9-12  Masters Workshop held by Prof Barry Gills (HY) and Dr Paola Minoia (HY), with Prof Jun Borras (Erasmus Univ. Rotterdam), Tieteiden talo, Kirkkokatu 6, Room 208

9-12  UniPiD DocNet DocShop: “Q&A with Jesse Ribot” – organized by Prof Anja Nygren (HY), Johanna Kivimäki (UniPID), and Dr. Aili Pyhälä (HY), with Prof  Jesse Ribot (SESE, Illinois), Tieteiden talo, Kirkkokatu 6, Room 309 Please find more information on this workshop here.

14-16 Indigenous Studies/Development Studies workshop held by Ass. Prof Pirjo Virtanen (HY) and Dr. Aili Pyhälä (HY), with Prof Sian Sullivan (Bath Spa University) NB. Different Location: SSKH210, Snellmaninkatu 12. For more information, including how to register, please contact Assistant Professor Pirjo Virtanen (

Brown Bag Seminars – 9.02.2018

Warmly welcome – everyone and anyone – to the first Development Studies brown bag seminar of the spring semester 2018!

Associate Professor Kevin St. Martin, from Rutgers, The State University of New Jersey.
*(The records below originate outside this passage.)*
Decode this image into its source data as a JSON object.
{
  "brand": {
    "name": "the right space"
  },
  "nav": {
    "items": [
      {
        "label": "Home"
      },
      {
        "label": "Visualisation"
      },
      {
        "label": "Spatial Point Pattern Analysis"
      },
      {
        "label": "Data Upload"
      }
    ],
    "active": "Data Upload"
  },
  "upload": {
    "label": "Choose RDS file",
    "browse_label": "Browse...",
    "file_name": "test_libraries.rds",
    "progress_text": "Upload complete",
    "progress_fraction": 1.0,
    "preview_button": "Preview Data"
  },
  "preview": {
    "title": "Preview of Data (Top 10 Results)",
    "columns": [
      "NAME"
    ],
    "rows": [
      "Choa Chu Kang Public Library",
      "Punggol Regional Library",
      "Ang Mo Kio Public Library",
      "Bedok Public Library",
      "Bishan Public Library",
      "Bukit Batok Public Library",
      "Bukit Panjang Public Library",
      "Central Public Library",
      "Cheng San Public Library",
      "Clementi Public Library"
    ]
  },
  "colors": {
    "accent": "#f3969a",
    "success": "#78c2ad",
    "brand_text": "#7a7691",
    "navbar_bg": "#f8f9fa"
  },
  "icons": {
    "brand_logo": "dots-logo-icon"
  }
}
Title of talk: “Beyond the End of History: Taking Action in Rights-Based Marine Resource Management Regimes”

Friday, February 9th at 14:30 until 16:30 Unioninkatu 35, Seminar room 105

Kevin St. Martin received his Ph.D. from Clark University and is currently an Associate Professor in the Department of Geography at Rutgers University. He is an economic geographer and political ecologist with a specialization in the application of Geographic Information Systems (GIS). He is interested in critical analyses of economic and resource management discourse as well as participatory projects which foster alternative economic practices. His current research critically examines the implementation and practice of new forms of marine governance such as Ecosystems-Based Management and Marine Spatial Planning and their implications for community economic and environmental well-being.

Dr. St. Martin’s research has been funded by grants from various NOAA programs and the NSF, and he was awarded a Fulbright Fellowship in 2010 to Norway for his project Drawing Communities Together: Assessing the Potential of Participatory Environmental Mapping for Marine Resource Management and Community Development.

Dr. St. Martin has published in top academic geography and marine policy journals and has contributed book chapters to key publications in environmental and economic geography. He has recently edited a volume titled Making Other Worlds Possible: Performing Diverse Economies, which is the first book in a new book series with the University of Minnesota Press called Diverse Economies and Liveable Worlds. St. Martin is an editor of the aforementioned book series as well as an associate editor for the journal Maritime Studies.